In the bullpen, four names got a decent amount of playing time with the Big League squad: Dana Eveland, Justin Lehr, Jose Capellan and Jorge De La Rosa. The last was the first to be pitching in the pen, and his 38 appearances was the most of the group. And despite his 4.46 ERA being the third highest of the foursome, no one impressed me more. However, I was very influenced by an April outing against the Cubs: 2 innings, one hit, no runs, five strikeouts. His 2.03 WHIP? Less impressive.

The other three were just part time fixes for the club. Eveland was the worst of the group, now in the AFL looking to get back into starting. Lehr was acquired for Keith Ginter, and outplayed him at the Major League level, as 23 appearances with a sub-4.00 ERA does that. And finally, we have Capellan, converted to relief in June, and paying the Brewers dividends in September, with his 2.87 ERA across 15.2 innings.

Next year, expect even more rookies to play, as Prince Fielder and Corey Hart will stop being found on prospect lists. But give Doug Melvin some credit, because this thing is really starting to work.


Joey Devine also had an impact for Atlanta...

Heath Bell's season was dissapointing to say the least, but I feel pretty good about his future. Yes, he was hittable, but he was also terribly unlucky. He gave a lot of bloopers, and he didn't get much help from the other Met relievers. He bequeated 14 baserunners and 8 of those scored. On the other hand, he inherited 19 baserunners, and he only allowed 3 to score. As you mention, his peripherals were pretty solid, and he sure has swing-and-miss stuff. Personally, I like his chances of being a decent 6th-7th inning guy next year.

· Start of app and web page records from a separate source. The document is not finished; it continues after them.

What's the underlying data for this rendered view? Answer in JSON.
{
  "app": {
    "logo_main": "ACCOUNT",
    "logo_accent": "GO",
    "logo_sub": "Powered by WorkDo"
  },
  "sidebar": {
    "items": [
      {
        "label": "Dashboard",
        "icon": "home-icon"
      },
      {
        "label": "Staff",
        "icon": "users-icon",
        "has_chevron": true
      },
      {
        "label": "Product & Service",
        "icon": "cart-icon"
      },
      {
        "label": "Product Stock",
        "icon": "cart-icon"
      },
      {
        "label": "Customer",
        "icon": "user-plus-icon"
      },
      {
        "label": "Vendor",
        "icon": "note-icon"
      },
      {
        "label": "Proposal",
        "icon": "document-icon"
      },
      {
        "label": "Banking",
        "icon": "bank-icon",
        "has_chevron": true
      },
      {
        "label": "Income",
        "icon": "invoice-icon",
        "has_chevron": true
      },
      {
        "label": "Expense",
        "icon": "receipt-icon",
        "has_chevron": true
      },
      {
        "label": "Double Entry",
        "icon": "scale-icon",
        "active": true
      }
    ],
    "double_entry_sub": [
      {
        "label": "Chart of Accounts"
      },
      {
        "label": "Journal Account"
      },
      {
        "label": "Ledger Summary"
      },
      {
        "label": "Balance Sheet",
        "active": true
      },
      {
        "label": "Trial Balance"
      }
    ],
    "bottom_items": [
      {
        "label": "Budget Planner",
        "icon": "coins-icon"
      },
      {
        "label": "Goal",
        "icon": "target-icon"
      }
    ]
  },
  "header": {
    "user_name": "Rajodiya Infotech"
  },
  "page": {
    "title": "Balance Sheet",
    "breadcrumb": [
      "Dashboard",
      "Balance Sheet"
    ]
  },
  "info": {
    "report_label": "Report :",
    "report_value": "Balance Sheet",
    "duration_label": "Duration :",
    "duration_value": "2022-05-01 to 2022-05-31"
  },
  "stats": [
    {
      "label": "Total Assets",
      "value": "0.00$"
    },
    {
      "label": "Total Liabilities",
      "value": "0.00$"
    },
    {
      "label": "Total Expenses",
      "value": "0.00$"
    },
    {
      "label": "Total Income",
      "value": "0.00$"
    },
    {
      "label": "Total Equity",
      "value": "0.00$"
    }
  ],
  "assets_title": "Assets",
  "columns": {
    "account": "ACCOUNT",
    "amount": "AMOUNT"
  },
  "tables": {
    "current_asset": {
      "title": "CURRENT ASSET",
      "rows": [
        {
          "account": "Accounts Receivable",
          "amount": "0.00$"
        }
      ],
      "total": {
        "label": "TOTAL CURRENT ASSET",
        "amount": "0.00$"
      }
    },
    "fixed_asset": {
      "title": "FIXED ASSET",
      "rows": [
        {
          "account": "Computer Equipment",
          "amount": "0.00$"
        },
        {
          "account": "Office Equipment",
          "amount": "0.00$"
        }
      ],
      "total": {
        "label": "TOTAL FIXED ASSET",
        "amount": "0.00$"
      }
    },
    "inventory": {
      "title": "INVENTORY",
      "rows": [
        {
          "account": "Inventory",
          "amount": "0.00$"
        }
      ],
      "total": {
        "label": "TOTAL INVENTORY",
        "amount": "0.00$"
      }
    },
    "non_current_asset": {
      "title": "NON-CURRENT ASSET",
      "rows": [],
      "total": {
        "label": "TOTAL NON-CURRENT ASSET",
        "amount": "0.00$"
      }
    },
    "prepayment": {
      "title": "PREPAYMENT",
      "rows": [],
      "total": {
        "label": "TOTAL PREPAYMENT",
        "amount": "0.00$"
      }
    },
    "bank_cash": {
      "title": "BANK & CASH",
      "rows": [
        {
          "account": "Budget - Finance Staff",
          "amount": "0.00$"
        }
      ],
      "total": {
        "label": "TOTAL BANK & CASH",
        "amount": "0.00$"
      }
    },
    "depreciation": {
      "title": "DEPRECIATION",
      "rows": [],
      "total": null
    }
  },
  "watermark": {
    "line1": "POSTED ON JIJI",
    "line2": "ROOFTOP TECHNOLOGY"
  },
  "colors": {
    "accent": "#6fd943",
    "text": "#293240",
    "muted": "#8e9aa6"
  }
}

Then again, I was one of the people who was promoting his freedom.


I was wondering what you think of Jacobs. I was extremely impressed with him. I mean, aside from his fantastic line, he really seemed to know how to hit. His swing is beautiful (think Larry Jones from the left-side) and it generates a lot of power. In the season, between AA and the major leagues, he hit 82 XHB and though you wouldn't know it from his minor league stats, he's a selective hitter. Sometimes he'll struggle with the high heat, but he goes the other way if he's being pitched away, and he just absolutely crushes anything that's down in the zone. Smoltz tried to throw a splitter by him, and he went down and hit 400+ foot to right-center. What do you say? A rich man's Adam LaRoche?